▶ _Brief_
For the records that follow, give the number of lines containing the word "this", with no added text.

Dataset rows describing interfaces

####################

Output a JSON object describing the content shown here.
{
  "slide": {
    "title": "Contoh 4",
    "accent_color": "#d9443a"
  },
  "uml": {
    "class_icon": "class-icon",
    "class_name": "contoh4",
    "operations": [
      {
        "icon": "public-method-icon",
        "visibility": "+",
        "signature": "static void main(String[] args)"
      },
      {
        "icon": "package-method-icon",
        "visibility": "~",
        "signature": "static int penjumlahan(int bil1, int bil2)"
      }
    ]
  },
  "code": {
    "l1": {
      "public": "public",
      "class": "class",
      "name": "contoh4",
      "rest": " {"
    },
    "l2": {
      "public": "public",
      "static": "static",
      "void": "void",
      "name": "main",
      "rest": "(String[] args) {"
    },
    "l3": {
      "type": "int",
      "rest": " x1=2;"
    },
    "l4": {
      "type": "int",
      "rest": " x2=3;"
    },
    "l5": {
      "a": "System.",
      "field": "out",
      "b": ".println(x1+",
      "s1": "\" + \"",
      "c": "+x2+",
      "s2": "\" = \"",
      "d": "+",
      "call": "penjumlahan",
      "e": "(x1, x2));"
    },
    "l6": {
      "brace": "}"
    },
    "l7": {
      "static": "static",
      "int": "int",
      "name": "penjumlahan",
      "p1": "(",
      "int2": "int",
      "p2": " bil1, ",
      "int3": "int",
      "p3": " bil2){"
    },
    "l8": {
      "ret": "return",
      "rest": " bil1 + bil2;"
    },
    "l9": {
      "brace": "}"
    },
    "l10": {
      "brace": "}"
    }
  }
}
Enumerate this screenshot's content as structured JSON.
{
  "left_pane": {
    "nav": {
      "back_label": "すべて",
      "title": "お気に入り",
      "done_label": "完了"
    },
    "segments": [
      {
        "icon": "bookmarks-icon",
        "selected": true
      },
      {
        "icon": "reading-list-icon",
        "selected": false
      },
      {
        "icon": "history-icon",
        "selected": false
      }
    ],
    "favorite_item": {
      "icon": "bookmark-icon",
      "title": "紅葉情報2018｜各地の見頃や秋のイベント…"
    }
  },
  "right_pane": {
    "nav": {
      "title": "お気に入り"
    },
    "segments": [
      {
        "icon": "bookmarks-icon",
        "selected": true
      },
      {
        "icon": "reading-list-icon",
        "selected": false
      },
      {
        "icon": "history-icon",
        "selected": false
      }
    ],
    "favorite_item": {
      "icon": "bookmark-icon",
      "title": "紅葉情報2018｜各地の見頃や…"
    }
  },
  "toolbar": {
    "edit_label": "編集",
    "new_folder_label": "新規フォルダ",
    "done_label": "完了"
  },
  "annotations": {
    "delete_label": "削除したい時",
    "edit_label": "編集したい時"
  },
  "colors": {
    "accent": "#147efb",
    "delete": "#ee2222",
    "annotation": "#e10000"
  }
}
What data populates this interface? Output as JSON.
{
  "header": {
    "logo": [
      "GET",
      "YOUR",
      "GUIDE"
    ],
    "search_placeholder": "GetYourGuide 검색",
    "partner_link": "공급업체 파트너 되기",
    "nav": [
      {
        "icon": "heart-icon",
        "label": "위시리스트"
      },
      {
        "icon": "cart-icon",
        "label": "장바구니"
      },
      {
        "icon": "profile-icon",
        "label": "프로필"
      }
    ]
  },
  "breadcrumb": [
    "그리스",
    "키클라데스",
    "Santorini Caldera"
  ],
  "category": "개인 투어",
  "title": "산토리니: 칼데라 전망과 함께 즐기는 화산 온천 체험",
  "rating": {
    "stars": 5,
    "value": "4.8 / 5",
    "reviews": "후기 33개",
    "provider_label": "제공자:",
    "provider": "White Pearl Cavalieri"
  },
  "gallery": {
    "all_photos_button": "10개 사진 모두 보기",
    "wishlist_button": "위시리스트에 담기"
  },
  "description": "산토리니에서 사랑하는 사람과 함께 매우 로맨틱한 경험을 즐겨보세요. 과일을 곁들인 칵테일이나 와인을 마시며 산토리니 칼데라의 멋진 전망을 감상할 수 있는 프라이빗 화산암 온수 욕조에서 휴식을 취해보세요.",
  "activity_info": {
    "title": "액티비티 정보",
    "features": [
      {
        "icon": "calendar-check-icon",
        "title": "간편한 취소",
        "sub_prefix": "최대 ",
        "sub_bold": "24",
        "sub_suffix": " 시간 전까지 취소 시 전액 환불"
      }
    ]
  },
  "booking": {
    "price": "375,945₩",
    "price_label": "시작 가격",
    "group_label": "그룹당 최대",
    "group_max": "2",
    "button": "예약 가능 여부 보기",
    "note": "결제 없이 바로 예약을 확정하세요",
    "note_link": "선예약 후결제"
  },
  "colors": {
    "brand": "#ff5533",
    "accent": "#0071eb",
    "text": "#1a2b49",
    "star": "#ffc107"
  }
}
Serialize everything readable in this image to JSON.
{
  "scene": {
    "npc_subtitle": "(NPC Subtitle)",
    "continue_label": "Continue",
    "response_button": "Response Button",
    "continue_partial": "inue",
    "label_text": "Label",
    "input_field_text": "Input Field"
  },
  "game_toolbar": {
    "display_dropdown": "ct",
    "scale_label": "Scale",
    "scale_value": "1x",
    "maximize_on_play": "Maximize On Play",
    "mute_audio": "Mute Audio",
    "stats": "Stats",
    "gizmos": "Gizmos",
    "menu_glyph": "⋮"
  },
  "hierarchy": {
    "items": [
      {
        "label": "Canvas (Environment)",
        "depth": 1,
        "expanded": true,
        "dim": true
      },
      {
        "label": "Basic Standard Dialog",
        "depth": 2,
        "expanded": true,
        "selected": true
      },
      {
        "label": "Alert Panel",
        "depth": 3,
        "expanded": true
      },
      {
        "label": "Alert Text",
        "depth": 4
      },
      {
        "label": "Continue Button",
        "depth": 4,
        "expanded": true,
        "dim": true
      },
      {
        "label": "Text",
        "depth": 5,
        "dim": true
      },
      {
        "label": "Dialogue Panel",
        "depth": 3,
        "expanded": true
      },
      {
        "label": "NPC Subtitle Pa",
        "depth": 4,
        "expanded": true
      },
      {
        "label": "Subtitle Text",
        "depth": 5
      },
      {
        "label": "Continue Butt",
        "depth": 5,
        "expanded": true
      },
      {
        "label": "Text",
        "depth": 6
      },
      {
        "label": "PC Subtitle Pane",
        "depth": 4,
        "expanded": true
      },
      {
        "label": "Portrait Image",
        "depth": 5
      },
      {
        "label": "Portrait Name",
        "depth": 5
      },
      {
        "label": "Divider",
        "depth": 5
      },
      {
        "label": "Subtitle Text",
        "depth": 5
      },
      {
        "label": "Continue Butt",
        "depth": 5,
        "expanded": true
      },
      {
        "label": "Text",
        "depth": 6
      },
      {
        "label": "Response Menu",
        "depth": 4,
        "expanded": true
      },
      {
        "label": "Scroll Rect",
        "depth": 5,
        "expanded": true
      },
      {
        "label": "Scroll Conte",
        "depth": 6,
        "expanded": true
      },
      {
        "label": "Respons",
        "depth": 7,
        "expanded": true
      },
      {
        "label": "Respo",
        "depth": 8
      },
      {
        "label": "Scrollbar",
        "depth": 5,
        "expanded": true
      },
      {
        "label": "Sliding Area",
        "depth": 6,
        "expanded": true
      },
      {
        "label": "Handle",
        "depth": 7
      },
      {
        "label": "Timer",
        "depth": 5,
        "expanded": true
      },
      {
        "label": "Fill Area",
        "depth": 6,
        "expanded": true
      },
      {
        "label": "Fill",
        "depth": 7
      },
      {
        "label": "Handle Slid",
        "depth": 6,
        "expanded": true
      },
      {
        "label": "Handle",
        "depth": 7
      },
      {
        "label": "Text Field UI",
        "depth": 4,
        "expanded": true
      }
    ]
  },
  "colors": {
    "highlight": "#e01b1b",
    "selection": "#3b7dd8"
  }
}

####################

▶ _Solution_
3